  • New techniques for sample preparation and dating: 1) Burnt or cremated bone has hitherto been inaccessible to 14C dating, but following an international break-through in this area, we have taken up a development programme funded by an SHF grant, administered from the AMS Dating Centre. Infrared spectroscopy analysis has been taken up as a means of characterising the material and the degree of burning of the bone to be dated. 2) Our research programme in collaboration with a geologist and archaeologists from Finland and USA, involving several hundred dates over the last few years, has finally demonstrated the feasibility of dating ancient buildings based on specific chemical fractions of the carbonate content in lime mortar (refs. 27, 41, 56). Testing of the technique on different types of mortar has been carried out on early buildings of Scandinavian and roman origin where the age is known from dendrochronology, tile stamps or written sources.
  • Instrumental development: Isotopic measurements for ice core dating and climate reconstruction.
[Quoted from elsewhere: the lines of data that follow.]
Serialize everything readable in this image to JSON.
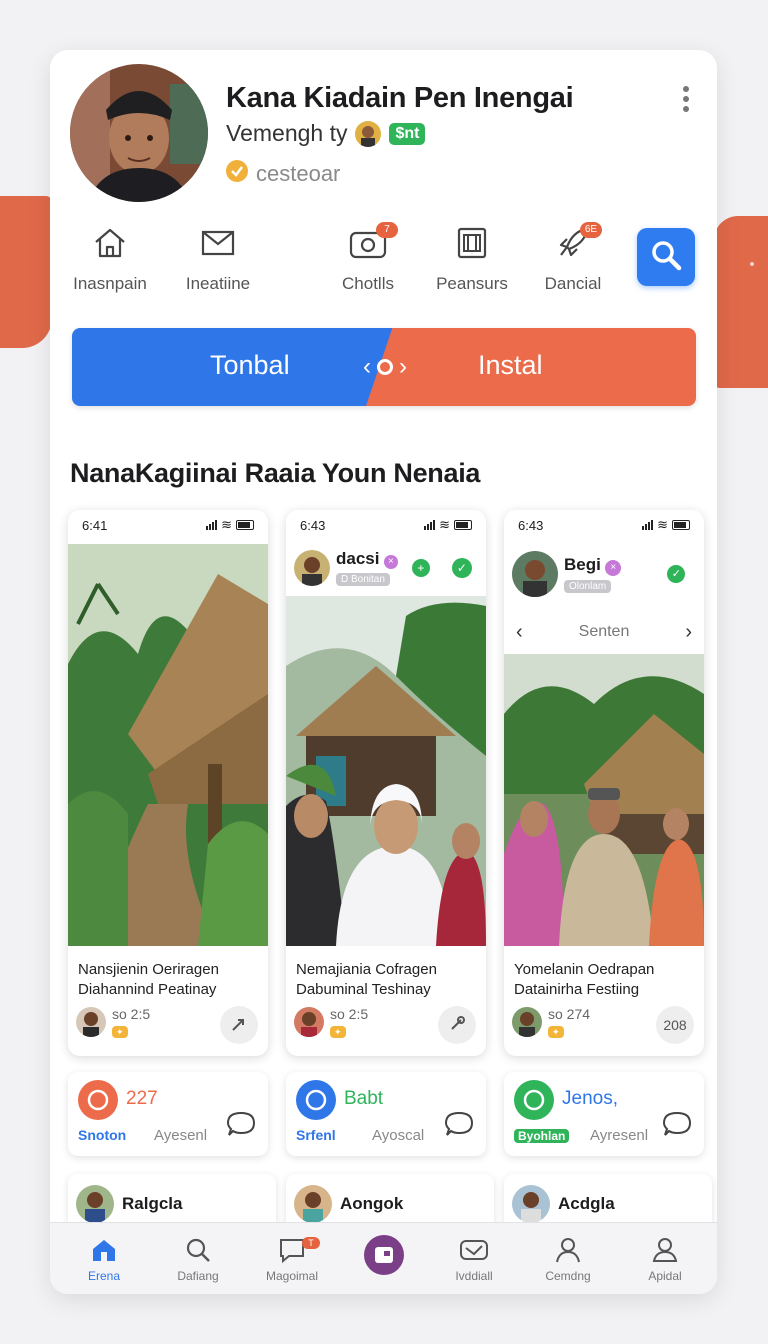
{
  "profile": {
    "name": "Kana Kiadain Pen Inengai",
    "subtitle": "Vemengh ty",
    "chip": "$nt",
    "verified_label": "cesteoar"
  },
  "actions": [
    {
      "label": "Inasnpain",
      "icon": "home-icon",
      "badge": ""
    },
    {
      "label": "Ineatiine",
      "icon": "mail-icon",
      "badge": ""
    },
    {
      "label": "Chotlls",
      "icon": "camera-icon",
      "badge": "7"
    },
    {
      "label": "Peansurs",
      "icon": "gallery-icon",
      "badge": ""
    },
    {
      "label": "Dancial",
      "icon": "rocket-icon",
      "badge": "6E"
    }
  ],
  "toggle": {
    "left_label": "Tonbal",
    "right_label": "Instal"
  },
  "section_title": "NanaKagiinai Raaia Youn Nenaia",
  "phones": [
    {
      "time": "6:41",
      "header_name": "",
      "header_sub": "",
      "nav_label": "",
      "title_lines": [
        "Nansjienin Oeriragen",
        "Diahannind Peatinay"
      ],
      "meta": "so 2:5",
      "action": ""
    },
    {
      "time": "6:43",
      "header_name": "dacsi",
      "header_sub": "D Bonitan",
      "nav_label": "",
      "title_lines": [
        "Nemajiania Cofragen",
        "Dabuminal Teshinay"
      ],
      "meta": "so 2:5",
      "action": ""
    },
    {
      "time": "6:43",
      "header_name": "Begi",
      "header_sub": "Olonlam",
      "nav_label": "Senten",
      "title_lines": [
        "Yomelanin Oedrapan",
        "Datainirha Festiing"
      ],
      "meta": "so 274",
      "action": "208"
    }
  ],
  "stats": [
    {
      "value": "227",
      "tag": "Snoton",
      "sub": "Ayesenl"
    },
    {
      "value": "Babt",
      "tag": "Srfenl",
      "sub": "Ayoscal"
    },
    {
      "value": "Jenos,",
      "tag": "Byohlan",
      "sub": "Ayresenl"
    }
  ],
  "minis": [
    {
      "name": "Ralgcla"
    },
    {
      "name": "Aongok"
    },
    {
      "name": "Acdgla"
    }
  ],
  "nav": [
    {
      "label": "Erena",
      "icon": "home-icon",
      "badge": ""
    },
    {
      "label": "Dafiang",
      "icon": "search-icon",
      "badge": ""
    },
    {
      "label": "Magoimal",
      "icon": "chat-icon",
      "badge": "T"
    },
    {
      "label": "",
      "icon": "create-icon",
      "badge": ""
    },
    {
      "label": "Ivddiall",
      "icon": "inbox-icon",
      "badge": ""
    },
    {
      "label": "Cemdng",
      "icon": "person-icon",
      "badge": ""
    },
    {
      "label": "Apidal",
      "icon": "profile-icon",
      "badge": ""
    }
  ],
  "colors": {
    "accent_blue": "#2f76e8",
    "accent_orange": "#ec6b4b",
    "green": "#2fb45a"
  }
}
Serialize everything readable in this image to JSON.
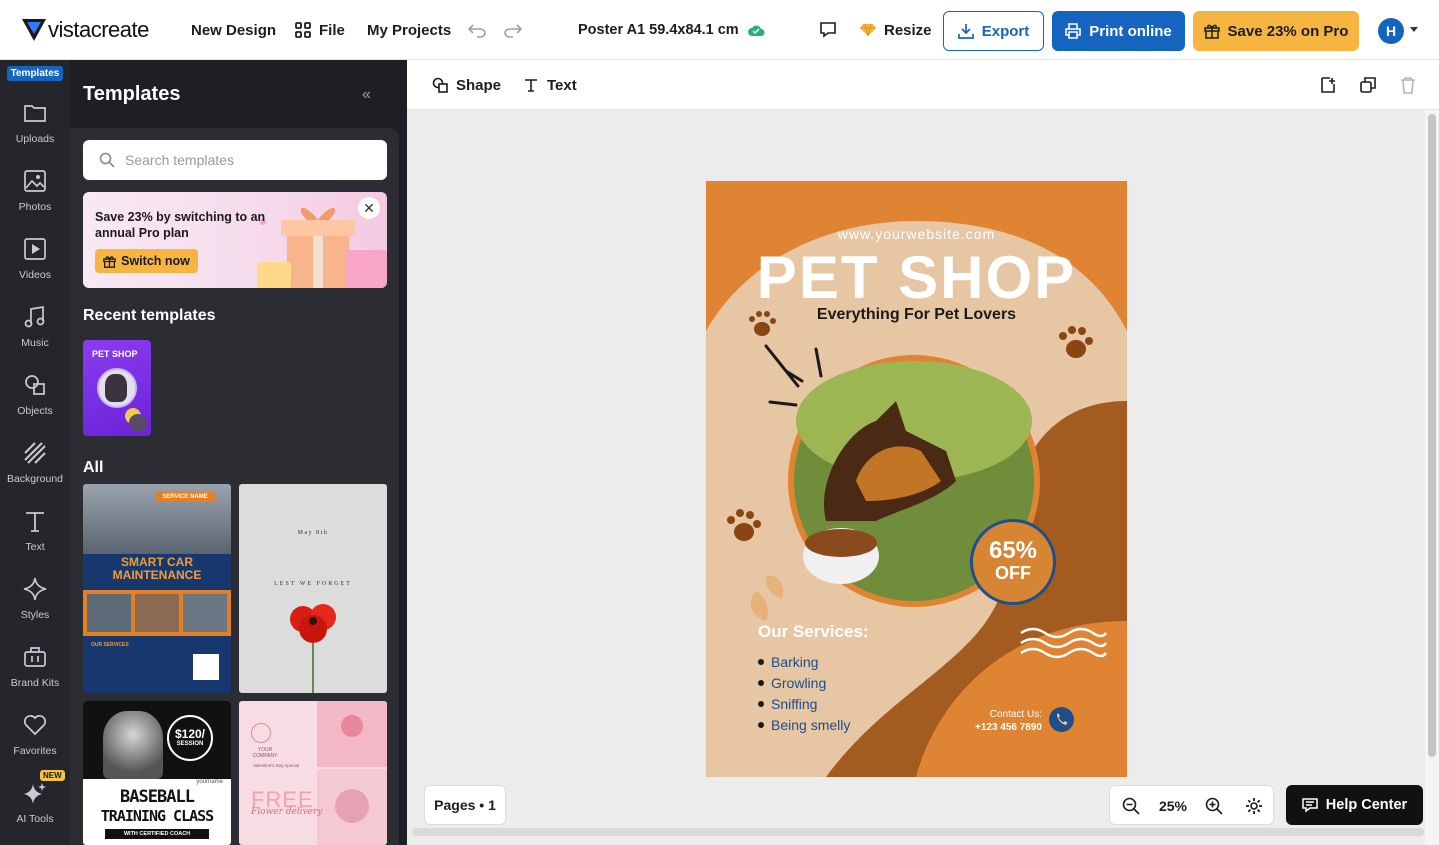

Jesper Olsen has now developed the deuterium/hydrogen-ratio measuring precision to three times better than specifications, allowing annual layer counting of ice cores and climate reconstruction to be taken to higher levels of resolution. This programme is part of a recently established research collaboration with Dr. S.J. Johnsen, Geophysics Department of the Niels Bohr Institute, Univ. of Cph., based on shared peripheral equipment at the AMS Dating Centre and exchange of masters’ and Ph.D. students. The same techniques have now been made available to research in hydrology (e.g. N.O. Jørgensen, Geology, Univ. of Cph.).